Items from an interface collection
======
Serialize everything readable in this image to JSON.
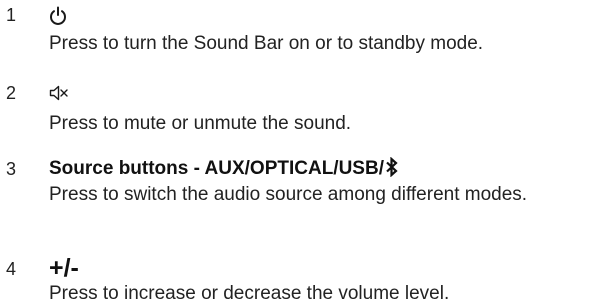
{
  "items": [
    {
      "number": "1",
      "icon": "power-icon",
      "description": "Press to turn the Sound Bar on or to standby mode."
    },
    {
      "number": "2",
      "icon": "mute-icon",
      "description": "Press to mute or unmute the sound."
    },
    {
      "number": "3",
      "heading": "Source buttons - AUX/OPTICAL/USB/",
      "heading_icon": "bluetooth-icon",
      "description": "Press to switch the audio source among different modes."
    },
    {
      "number": "4",
      "heading": "+/-",
      "description": "Press to increase or decrease the volume level."
    }
  ]
}
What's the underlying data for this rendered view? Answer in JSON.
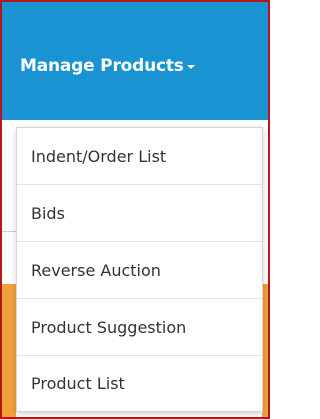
{
  "nav": {
    "title": "Manage Products",
    "caret_icon": "caret-down-icon"
  },
  "menu": {
    "items": [
      {
        "label": "Indent/Order List"
      },
      {
        "label": "Bids"
      },
      {
        "label": "Reverse Auction"
      },
      {
        "label": "Product Suggestion"
      },
      {
        "label": "Product List"
      }
    ]
  },
  "colors": {
    "nav_background": "#1a93d2",
    "nav_text": "#ffffff",
    "accent_orange": "#f0a13a",
    "frame_border": "#b4161c",
    "menu_text": "#333333"
  }
}
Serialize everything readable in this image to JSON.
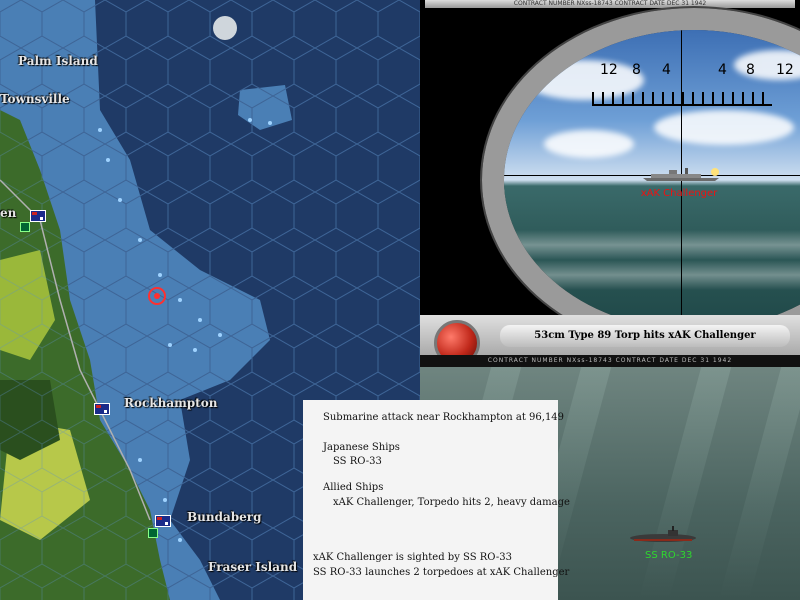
{
  "map": {
    "towns": {
      "palm_island": "Palm Island",
      "townsville": "Townsville",
      "partial_left": "en",
      "rockhampton": "Rockhampton",
      "bundaberg": "Bundaberg",
      "fraser_island": "Fraser Island"
    }
  },
  "periscope": {
    "strip_text": "CONTRACT NUMBER NXss-18743     CONTRACT DATE DEC 31 1942",
    "range_ticks": [
      "12",
      "8",
      "4",
      "4",
      "8",
      "12"
    ],
    "target_label": "xAK Challenger"
  },
  "message_bar": {
    "message": "53cm Type 89 Torp hits xAK Challenger",
    "strip_text": "CONTRACT NUMBER   NXss-18743          CONTRACT DATE   DEC 31 1942"
  },
  "underwater": {
    "sub_label": "SS RO-33"
  },
  "report": {
    "headline": "Submarine attack near Rockhampton  at 96,149",
    "japanese_header": "Japanese Ships",
    "japanese_ship": "SS RO-33",
    "allied_header": "Allied Ships",
    "allied_ship": "xAK Challenger, Torpedo hits 2,  heavy damage",
    "log_1": "xAK Challenger is sighted by SS RO-33",
    "log_2": "SS RO-33 launches 2 torpedoes at xAK Challenger"
  },
  "colors": {
    "deep_sea": "#1f3a66",
    "shallow_sea": "#4a7fb5",
    "land": "#3c6b2a",
    "target_label": "#ee1111",
    "sub_label": "#2ed82e"
  }
}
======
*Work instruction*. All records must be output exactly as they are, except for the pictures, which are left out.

*Answer for the task*.
Serialize everything readable in this image to JSON.
{
  "items": [
    {
      "number": "1",
      "icon": "power-icon",
      "description": "Press to turn the Sound Bar on or to standby mode."
    },
    {
      "number": "2",
      "icon": "mute-icon",
      "description": "Press to mute or unmute the sound."
    },
    {
      "number": "3",
      "heading": "Source buttons - AUX/OPTICAL/USB/",
      "heading_icon": "bluetooth-icon",
      "description": "Press to switch the audio source among different modes."
    },
    {
      "number": "4",
      "heading": "+/-",
      "description": "Press to increase or decrease the volume level."
    }
  ]
}
What's the underlying data for this rendered view? Answer in JSON.
{
  "nav": {
    "title": "Manage Products",
    "caret_icon": "caret-down-icon"
  },
  "menu": {
    "items": [
      {
        "label": "Indent/Order List"
      },
      {
        "label": "Bids"
      },
      {
        "label": "Reverse Auction"
      },
      {
        "label": "Product Suggestion"
      },
      {
        "label": "Product List"
      }
    ]
  },
  "colors": {
    "nav_background": "#1a93d2",
    "nav_text": "#ffffff",
    "accent_orange": "#f0a13a",
    "frame_border": "#b4161c",
    "menu_text": "#333333"
  }
}
Serialize everything readable in this image to JSON.
{
  "map": {
    "towns": {
      "palm_island": "Palm Island",
      "townsville": "Townsville",
      "partial_left": "en",
      "rockhampton": "Rockhampton",
      "bundaberg": "Bundaberg",
      "fraser_island": "Fraser Island"
    }
  },
  "periscope": {
    "strip_text": "CONTRACT NUMBER NXss-18743     CONTRACT DATE DEC 31 1942",
    "range_ticks": [
      "12",
      "8",
      "4",
      "4",
      "8",
      "12"
    ],
    "target_label": "xAK Challenger"
  },
  "message_bar": {
    "message": "53cm Type 89 Torp hits xAK Challenger",
    "strip_text": "CONTRACT NUMBER   NXss-18743          CONTRACT DATE   DEC 31 1942"
  },
  "underwater": {
    "sub_label": "SS RO-33"
  },
  "report": {
    "headline": "Submarine attack near Rockhampton  at 96,149",
    "japanese_header": "Japanese Ships",
    "japanese_ship": "SS RO-33",
    "allied_header": "Allied Ships",
    "allied_ship": "xAK Challenger, Torpedo hits 2,  heavy damage",
    "log_1": "xAK Challenger is sighted by SS RO-33",
    "log_2": "SS RO-33 launches 2 torpedoes at xAK Challenger"
  },
  "colors": {
    "deep_sea": "#1f3a66",
    "shallow_sea": "#4a7fb5",
    "land": "#3c6b2a",
    "target_label": "#ee1111",
    "sub_label": "#2ed82e"
  }
}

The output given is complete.